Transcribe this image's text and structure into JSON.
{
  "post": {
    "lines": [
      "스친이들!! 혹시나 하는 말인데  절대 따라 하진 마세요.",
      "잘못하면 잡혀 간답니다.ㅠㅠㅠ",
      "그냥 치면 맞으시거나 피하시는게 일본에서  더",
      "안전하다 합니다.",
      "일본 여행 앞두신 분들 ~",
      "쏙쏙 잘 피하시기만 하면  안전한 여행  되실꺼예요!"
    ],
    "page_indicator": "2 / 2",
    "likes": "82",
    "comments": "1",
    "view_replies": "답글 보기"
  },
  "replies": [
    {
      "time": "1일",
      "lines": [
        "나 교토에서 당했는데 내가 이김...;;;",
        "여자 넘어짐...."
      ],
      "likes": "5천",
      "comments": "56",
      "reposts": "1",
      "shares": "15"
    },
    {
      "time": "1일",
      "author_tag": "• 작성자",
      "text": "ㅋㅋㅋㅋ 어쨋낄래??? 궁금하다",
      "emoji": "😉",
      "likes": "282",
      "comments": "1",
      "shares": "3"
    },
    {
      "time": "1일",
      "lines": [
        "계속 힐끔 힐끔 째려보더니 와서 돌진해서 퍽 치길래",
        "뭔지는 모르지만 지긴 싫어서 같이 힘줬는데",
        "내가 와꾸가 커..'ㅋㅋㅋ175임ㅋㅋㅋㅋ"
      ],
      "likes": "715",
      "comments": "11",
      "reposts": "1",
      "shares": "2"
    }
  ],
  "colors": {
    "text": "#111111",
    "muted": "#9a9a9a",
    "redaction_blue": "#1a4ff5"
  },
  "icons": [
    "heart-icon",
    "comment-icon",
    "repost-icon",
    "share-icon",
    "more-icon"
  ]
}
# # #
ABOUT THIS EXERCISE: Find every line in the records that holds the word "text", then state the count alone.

EXERCISE OUTPUT: 3